There are two major ways in which crimes, and their according penalties, are classified: those that are classified as misdemeanors, and those that are classified as felonies, with a felony crime being more serious than a misdemeanor. There are also degrees of seriousness of both misdemeanors and felonies, which are classified by letter or number.

For instance, Class A felonies are the most serious in nature (murder is one example). Class A felonies also have the highest penalties. Class B felonies are less serious in nature, and so the penalties are less than they would be for a Class A Felony. The classification system progresses down to C, D, E and so forth.

Classification systems vary from state to state. Some state use letter classifications, and some use numbers (with the highest level being 1). A Class D Felony is, in most states where letter classifications are used, one of the lower degrees of felonies.

However, each state has it own laws for crimes committed under state law. Accordingly, each state has it own classification system for penalties associated with the seriousness of the crime committed. Many Class D felonies, throughout the states, are of a non-violent nature, and do not have victims. Some states also identify certain felonies as “unclassified.”

Crimes committed under federal law are penalized according to the federal classification system. In that system, there is one level of felony crime, Level E, which is less serious is nature than a Class D felony.

How Serious are Class D Felonies?

Any felony charge is serious. According to the classification systems used, Class D felonies are less serious than Class A, B and C felonies. In many jurisdictions, Class D is the lowest level of penalty used.

However, some states, such as Alabama, Alaska and Maine have categories for only A, B and C level felonies. Other states, such as Michigan, South Carolina and Wisconsin have systems that go several letters past D. Still other states, such as Virginia, Colorado and Arizona classify their felonies by number, starting with 1 as the most serious level, and progressing downward in seriousness as the numbers rise.

Finally, some states refer to felony penalties as “unclassified.” which means that for each crime that is a felony, the penalty for that felony is written into the law defining the felony crime committed.

Could I Receive More than Seven Years in Prison?

Yes. Although Class D penalties are less serious according to many classification systems, the systems vary as much from state to state in their prison sentences as they do in their classification systems.

So, although many states might give a prison sentence of less than seven years for a Class D felony conviction, others, such as Wisconsin, can give up to 40. If you are facing felony charges for a crime committed under state law, an experienced criminal attorney in your state can help you understanding the levels of felony classification (and according penalties) in your state.

Under the federal classification system, Class D felonies convictions result in less than ten, but more than five years of jail time.
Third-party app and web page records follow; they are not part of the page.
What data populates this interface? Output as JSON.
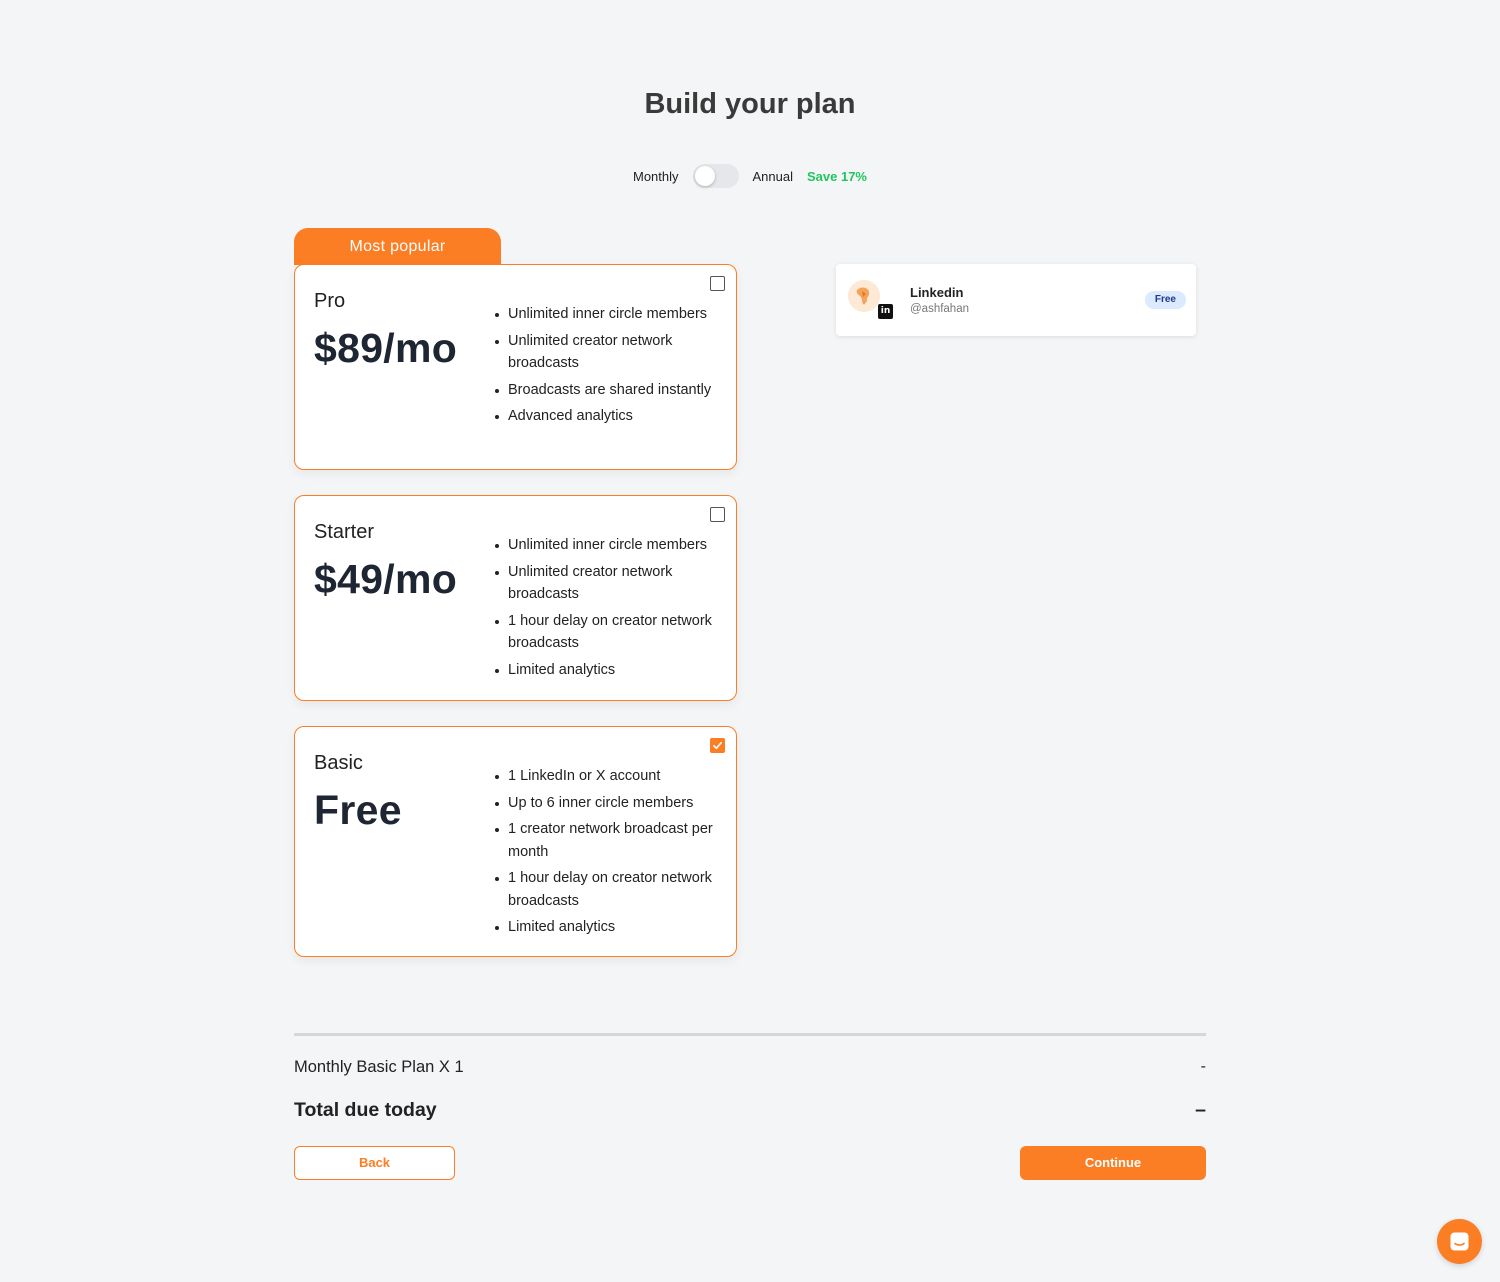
{
  "page": {
    "title": "Build your plan"
  },
  "billing": {
    "monthly_label": "Monthly",
    "annual_label": "Annual",
    "save_label": "Save 17%",
    "selected": "Monthly"
  },
  "popular_label": "Most popular",
  "plans": [
    {
      "name": "Pro",
      "price": "$89/mo",
      "selected": false,
      "features": [
        "Unlimited inner circle members",
        "Unlimited creator network broadcasts",
        "Broadcasts are shared instantly",
        "Advanced analytics"
      ]
    },
    {
      "name": "Starter",
      "price": "$49/mo",
      "selected": false,
      "features": [
        "Unlimited inner circle members",
        "Unlimited creator network broadcasts",
        "1 hour delay on creator network broadcasts",
        "Limited analytics"
      ]
    },
    {
      "name": "Basic",
      "price": "Free",
      "selected": true,
      "features": [
        "1 LinkedIn or X account",
        "Up to 6 inner circle members",
        "1 creator network broadcast per month",
        "1 hour delay on creator network broadcasts",
        "Limited analytics"
      ]
    }
  ],
  "account": {
    "name": "Linkedin",
    "handle": "@ashfahan",
    "badge": "Free",
    "platform_icon": "linkedin-icon"
  },
  "summary": {
    "line_label": "Monthly Basic Plan X 1",
    "line_value": "-",
    "total_label": "Total due today",
    "total_value": "–"
  },
  "actions": {
    "back": "Back",
    "continue": "Continue"
  },
  "colors": {
    "accent": "#fb7d24",
    "save_green": "#22c55e",
    "badge_bg": "#dbeafe",
    "background": "#f4f5f7"
  }
}
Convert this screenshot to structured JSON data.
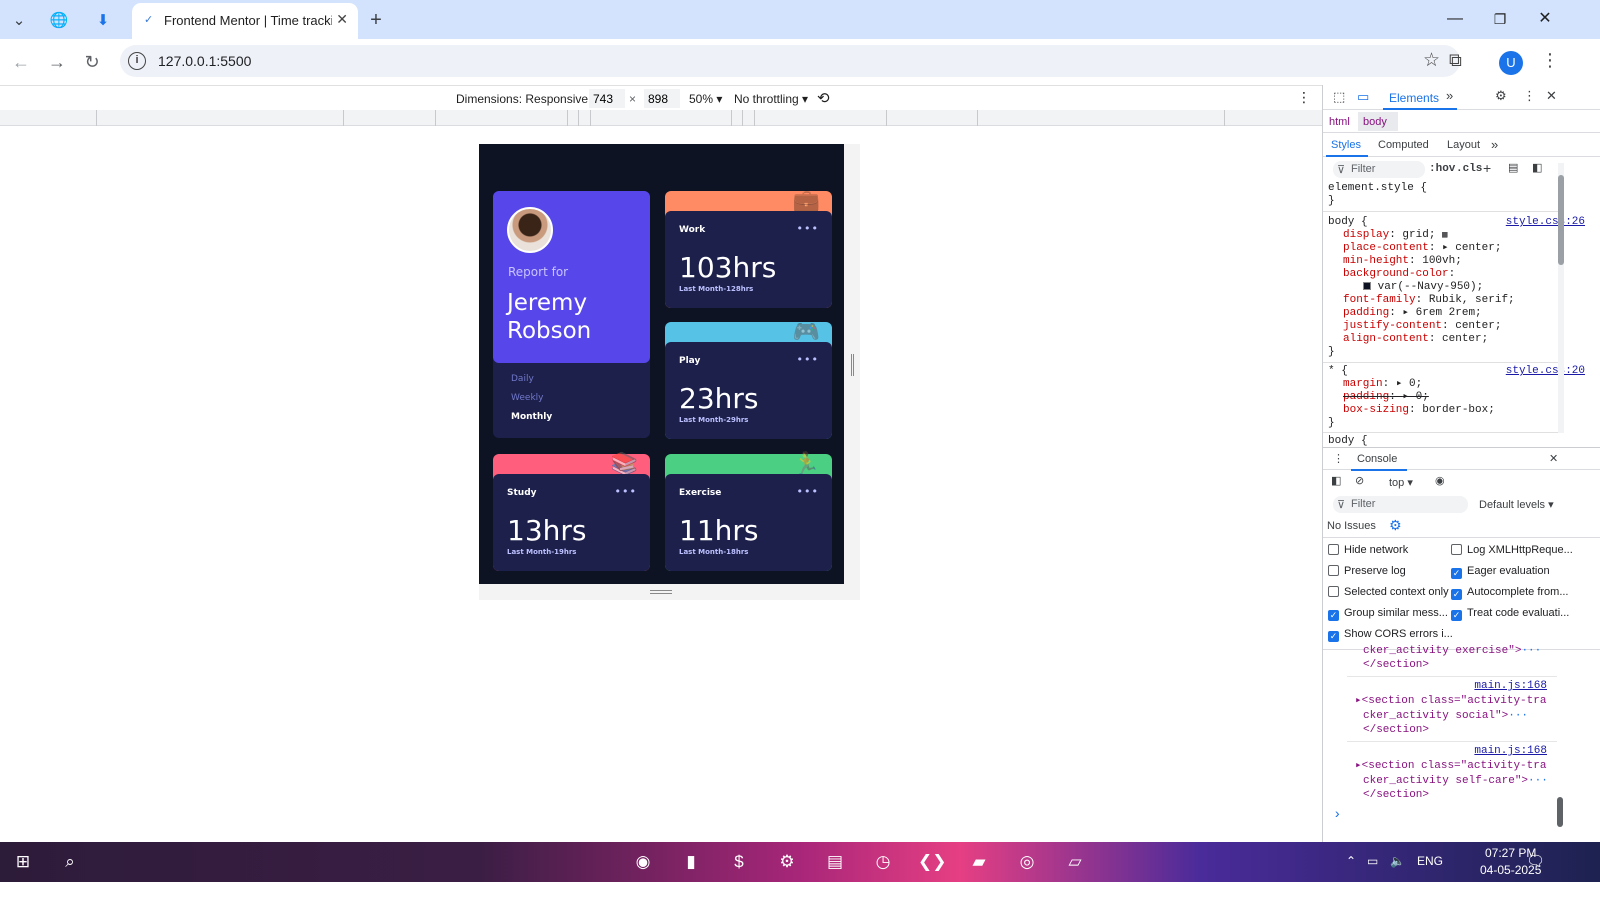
{
  "browser": {
    "tab_title": "Frontend Mentor | Time tracking",
    "url": "127.0.0.1:5500",
    "profile_initial": "U"
  },
  "device_toolbar": {
    "dimensions_label": "Dimensions: Responsive",
    "width": "743",
    "height": "898",
    "x_sep": "×",
    "zoom": "50%",
    "throttling": "No throttling"
  },
  "app": {
    "report_for": "Report for",
    "user_name": "Jeremy Robson",
    "timeframes": [
      "Daily",
      "Weekly",
      "Monthly"
    ],
    "selected_timeframe": "Monthly",
    "activities": [
      {
        "label": "Work",
        "hours": "103hrs",
        "previous": "Last Month-128hrs",
        "color": "#ff8b64"
      },
      {
        "label": "Play",
        "hours": "23hrs",
        "previous": "Last Month-29hrs",
        "color": "#55c2e6"
      },
      {
        "label": "Study",
        "hours": "13hrs",
        "previous": "Last Month-19hrs",
        "color": "#ff5e7d"
      },
      {
        "label": "Exercise",
        "hours": "11hrs",
        "previous": "Last Month-18hrs",
        "color": "#4bcf82"
      }
    ],
    "menu_glyph": "•••"
  },
  "devtools": {
    "tabs": {
      "elements": "Elements"
    },
    "breadcrumb": [
      "html",
      "body"
    ],
    "style_tabs": [
      "Styles",
      "Computed",
      "Layout"
    ],
    "filter_placeholder": "Filter",
    "hov": ":hov",
    "cls": ".cls",
    "styles_code": {
      "element_style": "element.style {",
      "close": "}",
      "body_selector": "body {",
      "body_src": "style.css:26",
      "star_selector": "* {",
      "star_src": "style.css:20",
      "body_ua": "body {",
      "body_props": [
        {
          "p": "display",
          "v": "grid;"
        },
        {
          "p": "place-content",
          "v": "▸ center;"
        },
        {
          "p": "min-height",
          "v": "100vh;"
        },
        {
          "p": "background-color",
          "v": ""
        },
        {
          "p": "",
          "v": "var(--Navy-950);"
        },
        {
          "p": "font-family",
          "v": "Rubik, serif;"
        },
        {
          "p": "padding",
          "v": "▸ 6rem 2rem;"
        },
        {
          "p": "justify-content",
          "v": "center;"
        },
        {
          "p": "align-content",
          "v": "center;"
        }
      ],
      "star_props": [
        {
          "p": "margin",
          "v": "▸ 0;"
        },
        {
          "p": "padding",
          "v": "▸ 0;"
        },
        {
          "p": "box-sizing",
          "v": "border-box;"
        }
      ]
    },
    "console": {
      "title": "Console",
      "context": "top",
      "filter_placeholder": "Filter",
      "levels": "Default levels",
      "issues": "No Issues",
      "options_left": [
        {
          "label": "Hide network",
          "checked": false
        },
        {
          "label": "Preserve log",
          "checked": false
        },
        {
          "label": "Selected context only",
          "checked": false
        },
        {
          "label": "Group similar mess...",
          "checked": true
        },
        {
          "label": "Show CORS errors i...",
          "checked": true
        }
      ],
      "options_right": [
        {
          "label": "Log XMLHttpReque...",
          "checked": false
        },
        {
          "label": "Eager evaluation",
          "checked": true
        },
        {
          "label": "Autocomplete from...",
          "checked": true
        },
        {
          "label": "Treat code evaluati...",
          "checked": true
        }
      ],
      "log_lines": [
        {
          "text": "cker_activity exercise\">",
          "ellipsis": "···"
        },
        {
          "text": "</section>"
        },
        {
          "src": "main.js:168"
        },
        {
          "text": "<section class=\"activity-tra"
        },
        {
          "text": "cker_activity social\">",
          "ellipsis": "···"
        },
        {
          "text": "</section>"
        },
        {
          "src": "main.js:168"
        },
        {
          "text": "<section class=\"activity-tra"
        },
        {
          "text": "cker_activity self-care\">",
          "ellipsis": "···"
        },
        {
          "text": "</section>"
        }
      ],
      "prompt": "›"
    }
  },
  "taskbar": {
    "lang": "ENG",
    "time": "07:27 PM",
    "date": "04-05-2025"
  }
}
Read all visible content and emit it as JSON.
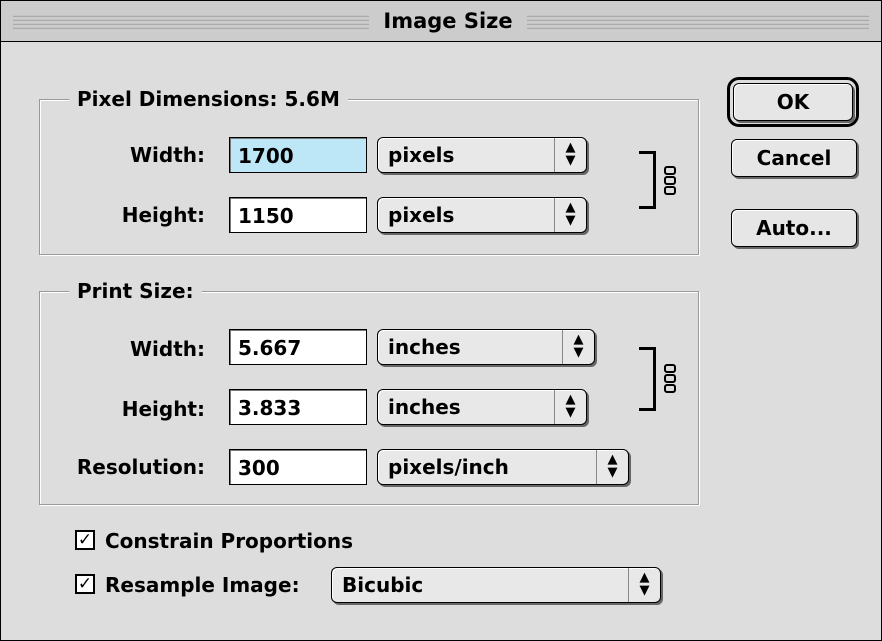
{
  "window": {
    "title": "Image Size"
  },
  "pixel_dimensions": {
    "label": "Pixel Dimensions:",
    "size_value": "5.6M",
    "width": {
      "label": "Width:",
      "value": "1700",
      "unit": "pixels"
    },
    "height": {
      "label": "Height:",
      "value": "1150",
      "unit": "pixels"
    }
  },
  "print_size": {
    "label": "Print Size:",
    "width": {
      "label": "Width:",
      "value": "5.667",
      "unit": "inches"
    },
    "height": {
      "label": "Height:",
      "value": "3.833",
      "unit": "inches"
    },
    "resolution": {
      "label": "Resolution:",
      "value": "300",
      "unit": "pixels/inch"
    }
  },
  "buttons": {
    "ok": "OK",
    "cancel": "Cancel",
    "auto": "Auto..."
  },
  "options": {
    "constrain": {
      "label": "Constrain Proportions",
      "checked": true
    },
    "resample": {
      "label": "Resample Image:",
      "checked": true,
      "method": "Bicubic"
    }
  },
  "icons": {
    "popup_arrows": "up-down-arrows-icon",
    "link": "chain-link-icon",
    "checkmark": "checkmark-icon"
  }
}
This would be for federal crimes. Some examples of federal crimes are tax evasion, mail fraud and identity theft.

Additionally, it’s important to note that, regardless of the classification system, other factors can influence the number of years of the prison sentence given. Prior criminal history of a defendant can influence a judge to give a stiffer sentence, even if the defendant is currently only facing a Class D felony charge.

What are Some Common Examples of Class D Felony Crimes?

Once again, crimes that are classified as Class D felonies can vary by state, but common crimes include:

What Other Rights Can I Lose if I am Convicted of a Felony?

This depends on the state in which the defendant lives, as well. However, some rights that are commonly lost following a felony conviction include:

  • Right to vote;
  • Ability to serve on a jury; and/or
  • Right to own and carry a gun.

A felony conviction can also impact your ability to get a job, get school loans and secure housing.

Do I Need to Contact a Criminal Attorney if I Have Been Charged with a Class D Felony?

If you have been charged with a Class D felony, you should get in touch with a criminal attorney right away. Once again, any felony charge is serious. Conviction of a felony can result not only in jail time and fines, but in the loss of your rights as a citizen.

It can also make it very difficult to secure employment and a place to live going forward. A criminal attorney ca advise you of your rights,  and explain the criminal charge and possible sentence. The attorney can also represent and defend you in court.